Exercise directions
Copy all the records word for word, apart from any pictures.

(Data records for software interfaces)
━━━━━━━━━━━━━━━━━━━━━━━━━━━━━━
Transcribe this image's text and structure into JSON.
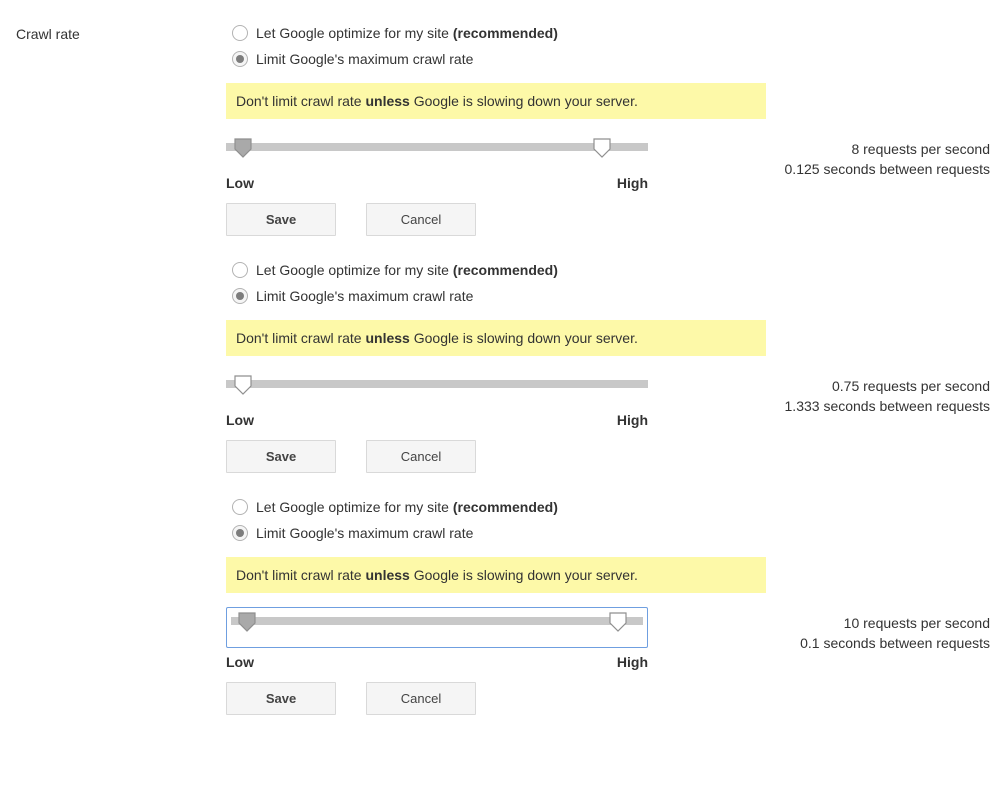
{
  "section_label": "Crawl rate",
  "radio": {
    "optimize_prefix": "Let Google optimize for my site ",
    "optimize_suffix": "(recommended)",
    "limit": "Limit Google's maximum crawl rate"
  },
  "notice": {
    "prefix": "Don't limit crawl rate ",
    "bold": "unless",
    "suffix": " Google is slowing down your server."
  },
  "slider": {
    "low": "Low",
    "high": "High"
  },
  "buttons": {
    "save": "Save",
    "cancel": "Cancel"
  },
  "blocks": [
    {
      "low_pct": 4,
      "high_pct": 89,
      "focused": false,
      "rate_line1": "8 requests per second",
      "rate_line2": "0.125 seconds between requests"
    },
    {
      "low_pct": 4,
      "high_pct": null,
      "focused": false,
      "rate_line1": "0.75 requests per second",
      "rate_line2": "1.333 seconds between requests"
    },
    {
      "low_pct": 4,
      "high_pct": 94,
      "focused": true,
      "rate_line1": "10 requests per second",
      "rate_line2": "0.1 seconds between requests"
    }
  ]
}
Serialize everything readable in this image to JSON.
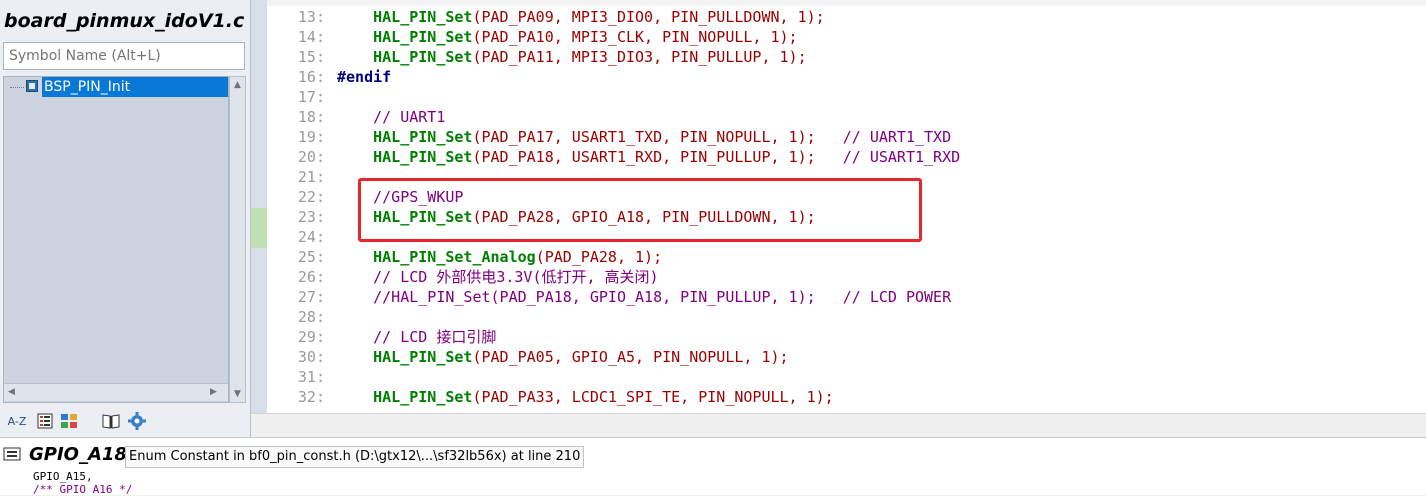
{
  "symbol_panel": {
    "file_title": "board_pinmux_idoV1.c",
    "search_placeholder": "Symbol Name (Alt+L)",
    "symbols": [
      "BSP_PIN_Init"
    ],
    "toolbar_labels": {
      "sort": "A-Z"
    }
  },
  "editor": {
    "lines": [
      {
        "n": "13:",
        "tokens": [
          {
            "t": "    ",
            "c": "plain"
          },
          {
            "t": "HAL_PIN_Set",
            "c": "fn"
          },
          {
            "t": "(PAD_PA09, MPI3_DIO0, PIN_PULLDOWN, 1);",
            "c": "tok"
          }
        ]
      },
      {
        "n": "14:",
        "tokens": [
          {
            "t": "    ",
            "c": "plain"
          },
          {
            "t": "HAL_PIN_Set",
            "c": "fn"
          },
          {
            "t": "(PAD_PA10, MPI3_CLK, PIN_NOPULL, 1);",
            "c": "tok"
          }
        ]
      },
      {
        "n": "15:",
        "tokens": [
          {
            "t": "    ",
            "c": "plain"
          },
          {
            "t": "HAL_PIN_Set",
            "c": "fn"
          },
          {
            "t": "(PAD_PA11, MPI3_DIO3, PIN_PULLUP, 1);",
            "c": "tok"
          }
        ]
      },
      {
        "n": "16:",
        "tokens": [
          {
            "t": "#endif",
            "c": "pp"
          }
        ]
      },
      {
        "n": "17:",
        "tokens": []
      },
      {
        "n": "18:",
        "tokens": [
          {
            "t": "    ",
            "c": "plain"
          },
          {
            "t": "// UART1",
            "c": "cm"
          }
        ]
      },
      {
        "n": "19:",
        "tokens": [
          {
            "t": "    ",
            "c": "plain"
          },
          {
            "t": "HAL_PIN_Set",
            "c": "fn"
          },
          {
            "t": "(PAD_PA17, USART1_TXD, PIN_NOPULL, 1);",
            "c": "tok"
          },
          {
            "t": "   // UART1_TXD",
            "c": "cm"
          }
        ]
      },
      {
        "n": "20:",
        "tokens": [
          {
            "t": "    ",
            "c": "plain"
          },
          {
            "t": "HAL_PIN_Set",
            "c": "fn"
          },
          {
            "t": "(PAD_PA18, USART1_RXD, PIN_PULLUP, 1);",
            "c": "tok"
          },
          {
            "t": "   // USART1_RXD",
            "c": "cm"
          }
        ]
      },
      {
        "n": "21:",
        "tokens": []
      },
      {
        "n": "22:",
        "tokens": [
          {
            "t": "    ",
            "c": "plain"
          },
          {
            "t": "//GPS_WKUP",
            "c": "cm"
          }
        ]
      },
      {
        "n": "23:",
        "tokens": [
          {
            "t": "    ",
            "c": "plain"
          },
          {
            "t": "HAL_PIN_Set",
            "c": "fn"
          },
          {
            "t": "(PAD_PA28, GPIO_A18, PIN_PULLDOWN, 1);",
            "c": "tok"
          }
        ]
      },
      {
        "n": "24:",
        "tokens": []
      },
      {
        "n": "25:",
        "tokens": [
          {
            "t": "    ",
            "c": "plain"
          },
          {
            "t": "HAL_PIN_Set_Analog",
            "c": "fn"
          },
          {
            "t": "(PAD_PA28, 1);",
            "c": "tok"
          }
        ]
      },
      {
        "n": "26:",
        "tokens": [
          {
            "t": "    ",
            "c": "plain"
          },
          {
            "t": "// LCD 外部供电3.3V(低打开, 高关闭)",
            "c": "cm"
          }
        ]
      },
      {
        "n": "27:",
        "tokens": [
          {
            "t": "    ",
            "c": "plain"
          },
          {
            "t": "//HAL_PIN_Set(PAD_PA18, GPIO_A18, PIN_PULLUP, 1);   // LCD POWER",
            "c": "cm"
          }
        ]
      },
      {
        "n": "28:",
        "tokens": []
      },
      {
        "n": "29:",
        "tokens": [
          {
            "t": "    ",
            "c": "plain"
          },
          {
            "t": "// LCD 接口引脚",
            "c": "cm"
          }
        ]
      },
      {
        "n": "30:",
        "tokens": [
          {
            "t": "    ",
            "c": "plain"
          },
          {
            "t": "HAL_PIN_Set",
            "c": "fn"
          },
          {
            "t": "(PAD_PA05, GPIO_A5, PIN_NOPULL, 1);",
            "c": "tok"
          }
        ]
      },
      {
        "n": "31:",
        "tokens": []
      },
      {
        "n": "32:",
        "tokens": [
          {
            "t": "    ",
            "c": "plain"
          },
          {
            "t": "HAL_PIN_Set",
            "c": "fn"
          },
          {
            "t": "(PAD_PA33, LCDC1_SPI_TE, PIN_NOPULL, 1);",
            "c": "tok"
          }
        ]
      }
    ],
    "highlight_color": "#e8252a",
    "change_marker_color": "#bfe0b2"
  },
  "info_bar": {
    "symbol": "GPIO_A18",
    "description": "Enum Constant in bf0_pin_const.h (D:\\gtx12\\...\\sf32lb56x) at line 210",
    "preview": [
      {
        "t": "GPIO_A15,",
        "c": "plain"
      },
      {
        "t": "/** GPIO A16 */",
        "c": "cm"
      }
    ]
  }
}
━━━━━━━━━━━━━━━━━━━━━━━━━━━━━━
Answer to this task
Transcribe this image's text and structure into JSON.
{
  "section_label": "Crawl rate",
  "radio": {
    "optimize_prefix": "Let Google optimize for my site ",
    "optimize_suffix": "(recommended)",
    "limit": "Limit Google's maximum crawl rate"
  },
  "notice": {
    "prefix": "Don't limit crawl rate ",
    "bold": "unless",
    "suffix": " Google is slowing down your server."
  },
  "slider": {
    "low": "Low",
    "high": "High"
  },
  "buttons": {
    "save": "Save",
    "cancel": "Cancel"
  },
  "blocks": [
    {
      "low_pct": 4,
      "high_pct": 89,
      "focused": false,
      "rate_line1": "8 requests per second",
      "rate_line2": "0.125 seconds between requests"
    },
    {
      "low_pct": 4,
      "high_pct": null,
      "focused": false,
      "rate_line1": "0.75 requests per second",
      "rate_line2": "1.333 seconds between requests"
    },
    {
      "low_pct": 4,
      "high_pct": 94,
      "focused": true,
      "rate_line1": "10 requests per second",
      "rate_line2": "0.1 seconds between requests"
    }
  ]
}
Serialize everything readable in this image to JSON.
{
  "symbol_panel": {
    "file_title": "board_pinmux_idoV1.c",
    "search_placeholder": "Symbol Name (Alt+L)",
    "symbols": [
      "BSP_PIN_Init"
    ],
    "toolbar_labels": {
      "sort": "A-Z"
    }
  },
  "editor": {
    "lines": [
      {
        "n": "13:",
        "tokens": [
          {
            "t": "    ",
            "c": "plain"
          },
          {
            "t": "HAL_PIN_Set",
            "c": "fn"
          },
          {
            "t": "(PAD_PA09, MPI3_DIO0, PIN_PULLDOWN, 1);",
            "c": "tok"
          }
        ]
      },
      {
        "n": "14:",
        "tokens": [
          {
            "t": "    ",
            "c": "plain"
          },
          {
            "t": "HAL_PIN_Set",
            "c": "fn"
          },
          {
            "t": "(PAD_PA10, MPI3_CLK, PIN_NOPULL, 1);",
            "c": "tok"
          }
        ]
      },
      {
        "n": "15:",
        "tokens": [
          {
            "t": "    ",
            "c": "plain"
          },
          {
            "t": "HAL_PIN_Set",
            "c": "fn"
          },
          {
            "t": "(PAD_PA11, MPI3_DIO3, PIN_PULLUP, 1);",
            "c": "tok"
          }
        ]
      },
      {
        "n": "16:",
        "tokens": [
          {
            "t": "#endif",
            "c": "pp"
          }
        ]
      },
      {
        "n": "17:",
        "tokens": []
      },
      {
        "n": "18:",
        "tokens": [
          {
            "t": "    ",
            "c": "plain"
          },
          {
            "t": "// UART1",
            "c": "cm"
          }
        ]
      },
      {
        "n": "19:",
        "tokens": [
          {
            "t": "    ",
            "c": "plain"
          },
          {
            "t": "HAL_PIN_Set",
            "c": "fn"
          },
          {
            "t": "(PAD_PA17, USART1_TXD, PIN_NOPULL, 1);",
            "c": "tok"
          },
          {
            "t": "   // UART1_TXD",
            "c": "cm"
          }
        ]
      },
      {
        "n": "20:",
        "tokens": [
          {
            "t": "    ",
            "c": "plain"
          },
          {
            "t": "HAL_PIN_Set",
            "c": "fn"
          },
          {
            "t": "(PAD_PA18, USART1_RXD, PIN_PULLUP, 1);",
            "c": "tok"
          },
          {
            "t": "   // USART1_RXD",
            "c": "cm"
          }
        ]
      },
      {
        "n": "21:",
        "tokens": []
      },
      {
        "n": "22:",
        "tokens": [
          {
            "t": "    ",
            "c": "plain"
          },
          {
            "t": "//GPS_WKUP",
            "c": "cm"
          }
        ]
      },
      {
        "n": "23:",
        "tokens": [
          {
            "t": "    ",
            "c": "plain"
          },
          {
            "t": "HAL_PIN_Set",
            "c": "fn"
          },
          {
            "t": "(PAD_PA28, GPIO_A18, PIN_PULLDOWN, 1);",
            "c": "tok"
          }
        ]
      },
      {
        "n": "24:",
        "tokens": []
      },
      {
        "n": "25:",
        "tokens": [
          {
            "t": "    ",
            "c": "plain"
          },
          {
            "t": "HAL_PIN_Set_Analog",
            "c": "fn"
          },
          {
            "t": "(PAD_PA28, 1);",
            "c": "tok"
          }
        ]
      },
      {
        "n": "26:",
        "tokens": [
          {
            "t": "    ",
            "c": "plain"
          },
          {
            "t": "// LCD 外部供电3.3V(低打开, 高关闭)",
            "c": "cm"
          }
        ]
      },
      {
        "n": "27:",
        "tokens": [
          {
            "t": "    ",
            "c": "plain"
          },
          {
            "t": "//HAL_PIN_Set(PAD_PA18, GPIO_A18, PIN_PULLUP, 1);   // LCD POWER",
            "c": "cm"
          }
        ]
      },
      {
        "n": "28:",
        "tokens": []
      },
      {
        "n": "29:",
        "tokens": [
          {
            "t": "    ",
            "c": "plain"
          },
          {
            "t": "// LCD 接口引脚",
            "c": "cm"
          }
        ]
      },
      {
        "n": "30:",
        "tokens": [
          {
            "t": "    ",
            "c": "plain"
          },
          {
            "t": "HAL_PIN_Set",
            "c": "fn"
          },
          {
            "t": "(PAD_PA05, GPIO_A5, PIN_NOPULL, 1);",
            "c": "tok"
          }
        ]
      },
      {
        "n": "31:",
        "tokens": []
      },
      {
        "n": "32:",
        "tokens": [
          {
            "t": "    ",
            "c": "plain"
          },
          {
            "t": "HAL_PIN_Set",
            "c": "fn"
          },
          {
            "t": "(PAD_PA33, LCDC1_SPI_TE, PIN_NOPULL, 1);",
            "c": "tok"
          }
        ]
      }
    ],
    "highlight_color": "#e8252a",
    "change_marker_color": "#bfe0b2"
  },
  "info_bar": {
    "symbol": "GPIO_A18",
    "description": "Enum Constant in bf0_pin_const.h (D:\\gtx12\\...\\sf32lb56x) at line 210",
    "preview": [
      {
        "t": "GPIO_A15,",
        "c": "plain"
      },
      {
        "t": "/** GPIO A16 */",
        "c": "cm"
      }
    ]
  }
}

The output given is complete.